I'm still scratching my head trying to figure out how it happened, unless I had a critical failure in reading the file names. However, the situation has now been rectified, and a picture of M4 has been reduced and added to the post in question.

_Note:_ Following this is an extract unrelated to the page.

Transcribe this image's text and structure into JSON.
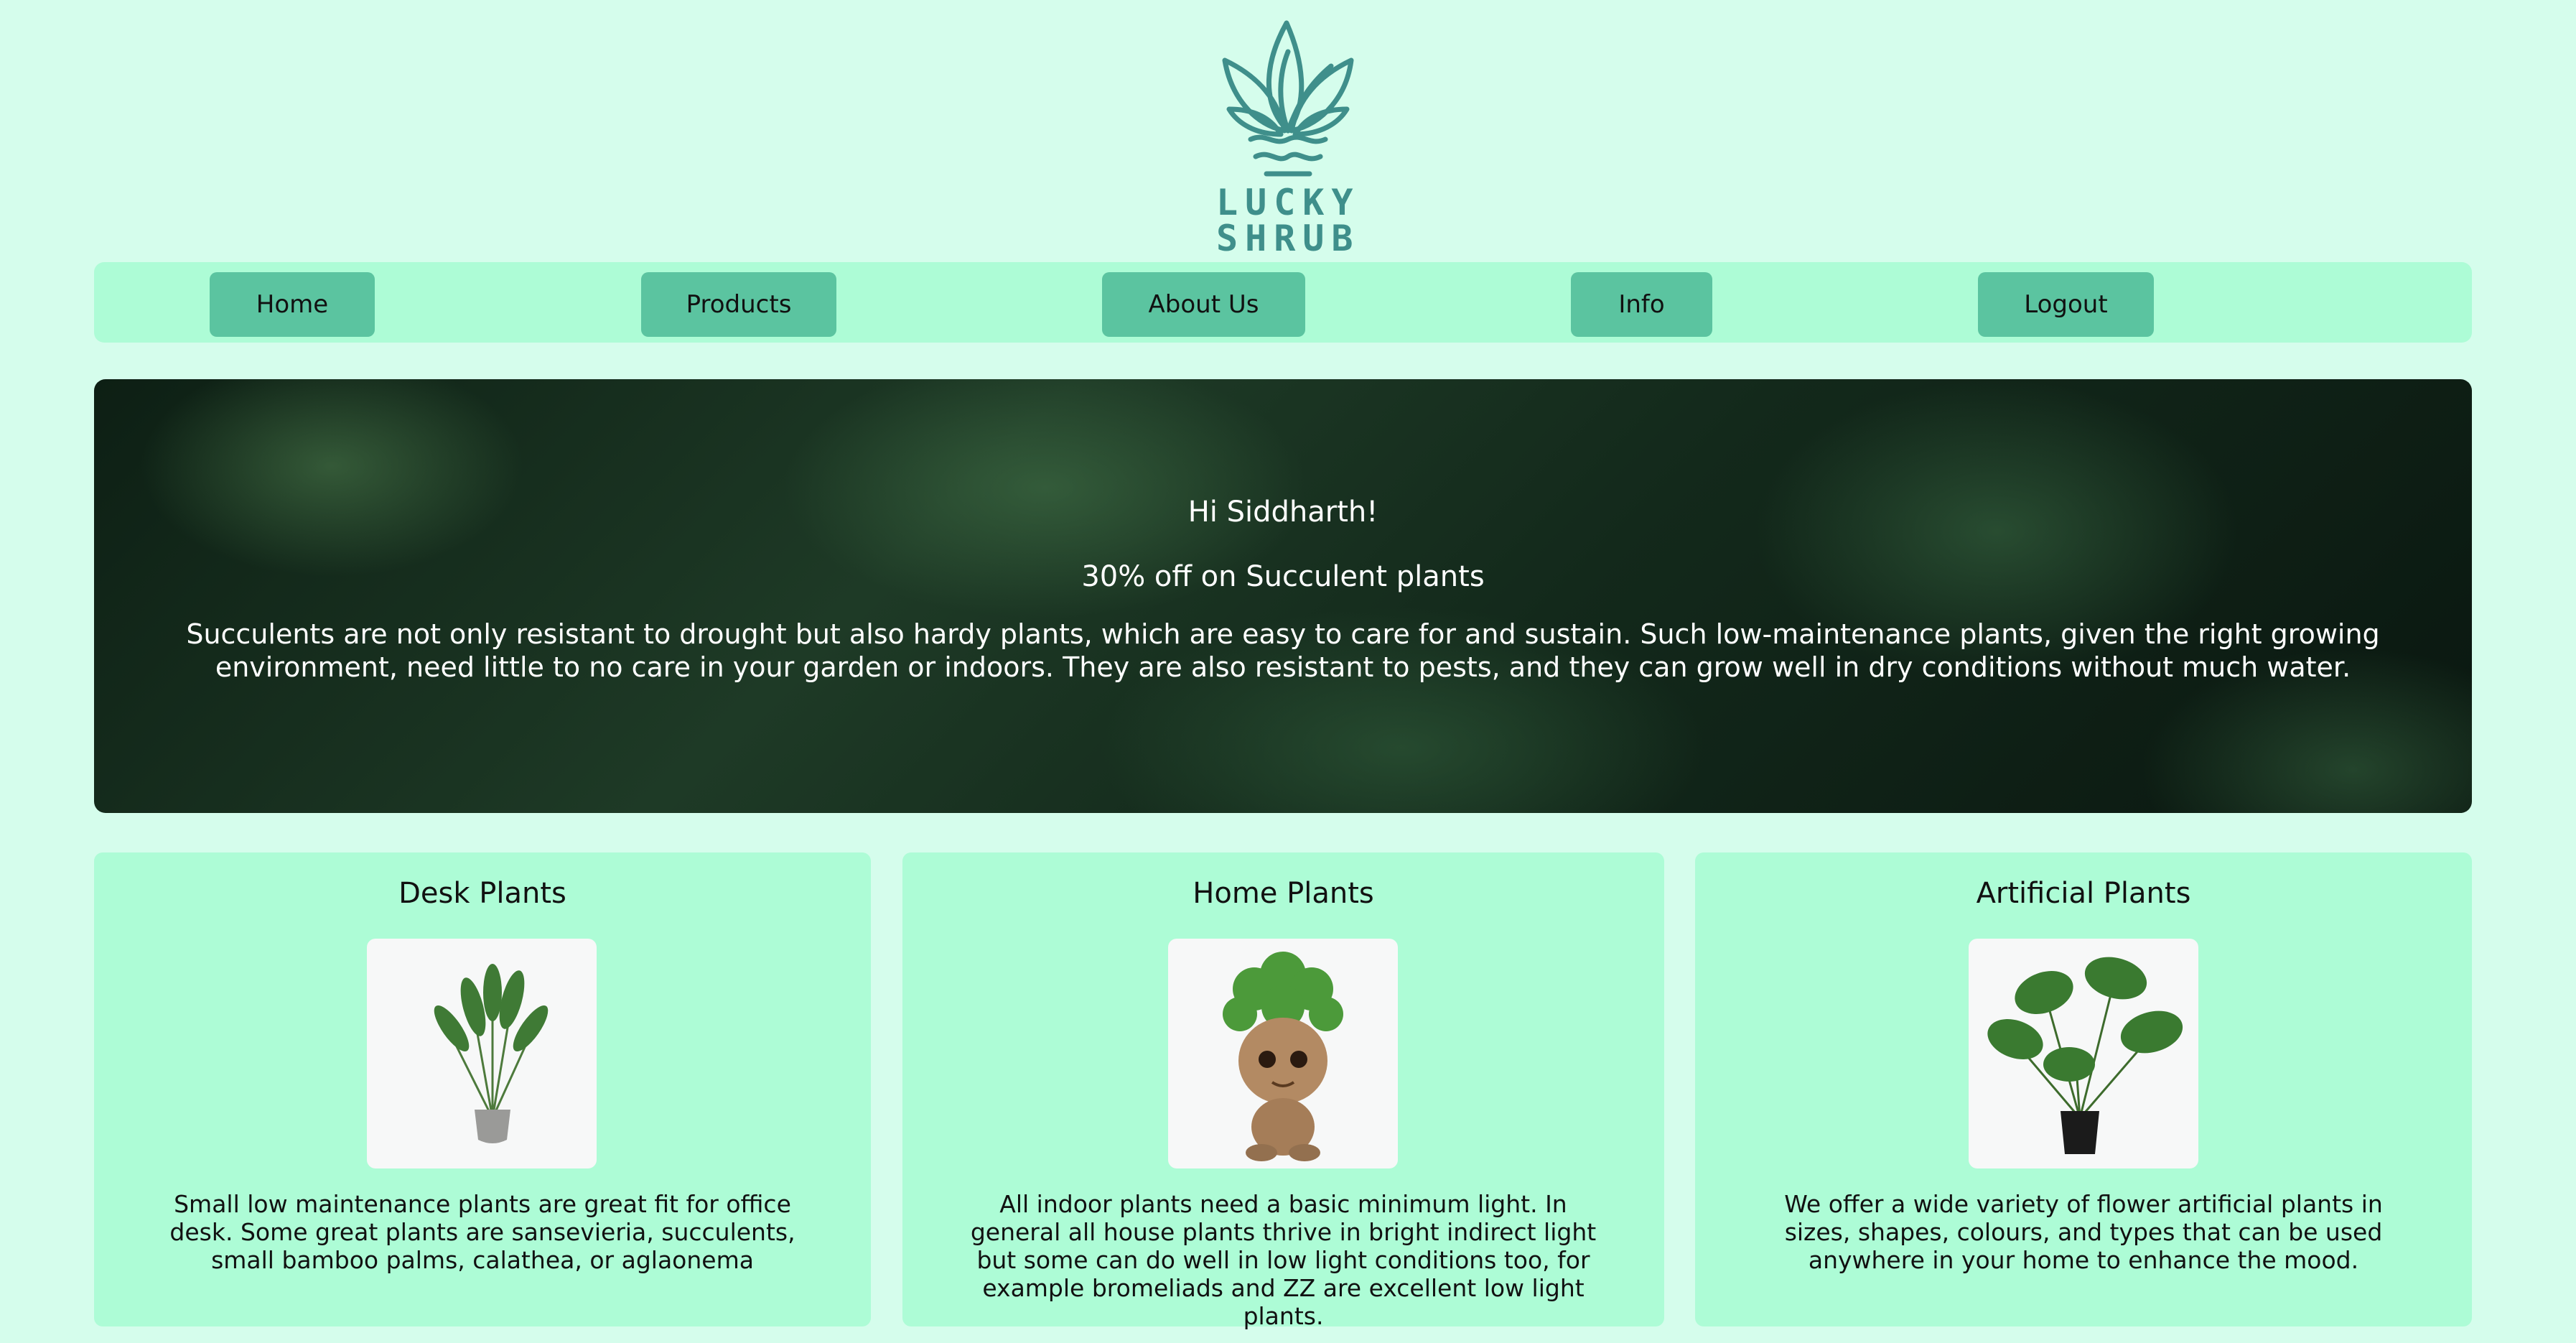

Today's globular cluster is Omega Centauri, commonly called the most beautiful globular cluster in the night sky. You may have already seen it if you read my post yesterday before I fixed it, but I've re-reduced the picture and I like this version better. Omega Centauri is the brightest and largest cluster found orbiting the Milky Way, and the second largest in the Local Group of Galaxies (one of the clusters orbiting the Andromeda galaxy is larger). It is located a mere 15,800 light years from us (give a take a thousand light years or so), making it just about twice as far away as M4, which we looked at yesterday. However, if you compare the two pictures, you'll see that Omega Centauri looks a bit bigger; this is partly because it is bigger, being around 170 light years across compared to M4's 70. It has about the same apparent diameter on the sky, too, being about the size of the full moon (36.3 arcminutes). It is just bright enough to be faintly visible with the naked eye (I've seen it from Mauna Kea).

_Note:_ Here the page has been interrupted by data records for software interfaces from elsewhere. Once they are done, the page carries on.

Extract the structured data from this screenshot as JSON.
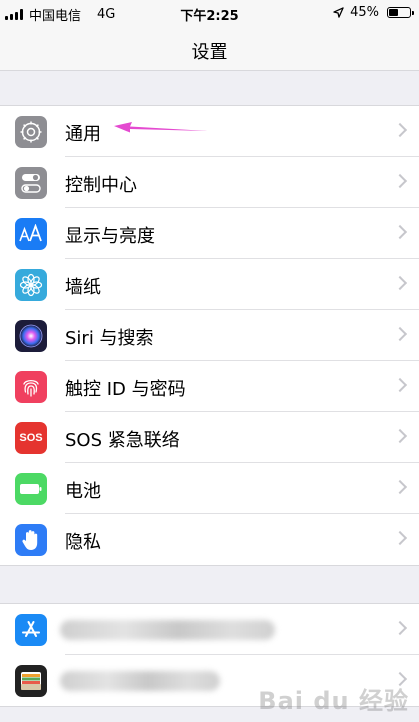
{
  "status_bar": {
    "carrier": "中国电信",
    "network": "4G",
    "time": "下午2:25",
    "battery_percent": "45%",
    "battery_level": 0.45,
    "location_icon": "location-arrow-icon"
  },
  "nav": {
    "title": "设置"
  },
  "colors": {
    "background": "#efeff4",
    "annotation_arrow": "#e44ad0"
  },
  "settings_group": {
    "items": [
      {
        "label": "通用",
        "icon": "gear-icon",
        "icon_color": "#8e8e93"
      },
      {
        "label": "控制中心",
        "icon": "toggles-icon",
        "icon_color": "#8e8e93"
      },
      {
        "label": "显示与亮度",
        "icon": "aa-display-icon",
        "icon_color": "#1a7cf5"
      },
      {
        "label": "墙纸",
        "icon": "flower-icon",
        "icon_color": "#36aadc"
      },
      {
        "label": "Siri 与搜索",
        "icon": "siri-icon",
        "icon_color": "#1c1c3a"
      },
      {
        "label": "触控 ID 与密码",
        "icon": "fingerprint-icon",
        "icon_color": "#f0405f"
      },
      {
        "label": "SOS 紧急联络",
        "icon": "sos-icon",
        "icon_color": "#e5342f",
        "icon_text": "SOS"
      },
      {
        "label": "电池",
        "icon": "battery-icon",
        "icon_color": "#4cd964"
      },
      {
        "label": "隐私",
        "icon": "hand-icon",
        "icon_color": "#2e7cf6"
      }
    ]
  },
  "apps_group": {
    "items": [
      {
        "icon": "app-store-icon",
        "icon_color": "#1a8af5"
      },
      {
        "icon": "wallet-icon",
        "icon_color": "#222222"
      }
    ]
  },
  "watermark": "Bai du 经验"
}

The fact that it appears star-like to the naked eye is actually responsible for its name. Back in 1603 a German astronomer by the name of Johann Bayer created a sky catalog called Uranometria in which he assigned Greek letters to the prominent stars of each constellation. Because of its star-like appearance Omega Centauri received a Greek letter like any other star. Though the fact that the letter it received comes at the end of the Greek alphabet shows that it wasn't considered very important, which makes sense, since it doesn't appear very bright in the sky.
|Omega Centauri in Centaurus. Click for larger image.|

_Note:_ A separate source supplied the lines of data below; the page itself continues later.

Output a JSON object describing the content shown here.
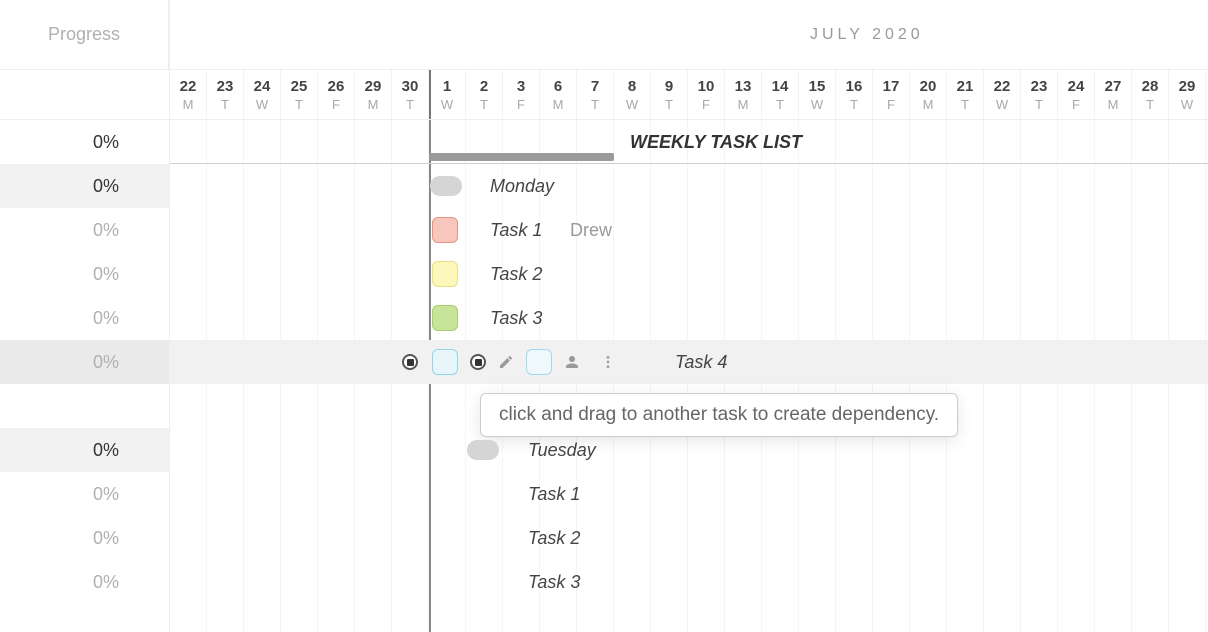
{
  "header": {
    "progress_label": "Progress",
    "month_label": "JULY 2020"
  },
  "days": [
    {
      "n": "22",
      "d": "M"
    },
    {
      "n": "23",
      "d": "T"
    },
    {
      "n": "24",
      "d": "W"
    },
    {
      "n": "25",
      "d": "T"
    },
    {
      "n": "26",
      "d": "F"
    },
    {
      "n": "29",
      "d": "M"
    },
    {
      "n": "30",
      "d": "T"
    },
    {
      "n": "1",
      "d": "W"
    },
    {
      "n": "2",
      "d": "T"
    },
    {
      "n": "3",
      "d": "F"
    },
    {
      "n": "6",
      "d": "M"
    },
    {
      "n": "7",
      "d": "T"
    },
    {
      "n": "8",
      "d": "W"
    },
    {
      "n": "9",
      "d": "T"
    },
    {
      "n": "10",
      "d": "F"
    },
    {
      "n": "13",
      "d": "M"
    },
    {
      "n": "14",
      "d": "T"
    },
    {
      "n": "15",
      "d": "W"
    },
    {
      "n": "16",
      "d": "T"
    },
    {
      "n": "17",
      "d": "F"
    },
    {
      "n": "20",
      "d": "M"
    },
    {
      "n": "21",
      "d": "T"
    },
    {
      "n": "22",
      "d": "W"
    },
    {
      "n": "23",
      "d": "T"
    },
    {
      "n": "24",
      "d": "F"
    },
    {
      "n": "27",
      "d": "M"
    },
    {
      "n": "28",
      "d": "T"
    },
    {
      "n": "29",
      "d": "W"
    }
  ],
  "progress": {
    "r0": "0%",
    "r1": "0%",
    "r2": "0%",
    "r3": "0%",
    "r4": "0%",
    "r5": "0%",
    "r7": "0%",
    "r8": "0%",
    "r9": "0%",
    "r10": "0%"
  },
  "labels": {
    "title": "WEEKLY TASK LIST",
    "monday": "Monday",
    "tuesday": "Tuesday",
    "task1": "Task 1",
    "task2": "Task 2",
    "task3": "Task 3",
    "task4": "Task 4",
    "t2task1": "Task 1",
    "t2task2": "Task 2",
    "t2task3": "Task 3",
    "assignee": "Drew"
  },
  "tooltip": "click and drag to another task to create dependency.",
  "colors": {
    "gray": "#d5d5d5",
    "red": "#f7c7be",
    "yellow": "#fcf7bb",
    "green": "#c7e49a",
    "blue": "#e8f6fb"
  }
}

Another interesting fact about Omega Centauri (and other globular clusters in general) is its high stellar density. Near the center stars are estimated to be packed so tightly that the mean distance between them is a mere 0.1 light year, or only around 6,300 Astronomical Units (the average distance between the Earth and the Sun, abbreviated AU). Even with that helpful comparison, that number may not mean much to you (it didn't even for an astronomy student like me), so I took the liberty of creating this helpful picture:
In the top half of the picture we see the Sun and its nearest neighbors Proxima Centauri and Alpha Centauri A and B (interestingly our nearest neighbors lie very close in the sky to Omega Centauri). In this picture, one light year is 100 pixels, so the closest star to our Sun, Proxima Centauri, is 424 pixels (4.24 light years) away, while Alpha and Beta are a little further at 4.37 light years. Note that the sizes of stars in the picture are vastly over-exaggerated for visibility; one pixel is 0.01 light years, or about 632 AU. For comparison, the orbit of Neptune is almost exactly 60 AU in diameter.
In the bottom half we have a representation of the stellar density of Omega Centauri. The stars arranged in the regular grid at the bottom left are 0.1 light year apart, but since I rapidly tired of placing them in regular grid rows 0.1 light year apart (an unrealistic arrangement in nature), the rest are placed at random and slightly less dense positions. Since the density decreases as you go out from the center, this gives a semi-realistic view of the center of the cluster.
Of course, at the scale represented in the picture Omega Centauri would be approximately 26 times as wide as the picture, so imagine a giant sphere of stars about 10 feet in diameter packed about as closely shown in the picture. That's a lot of stars.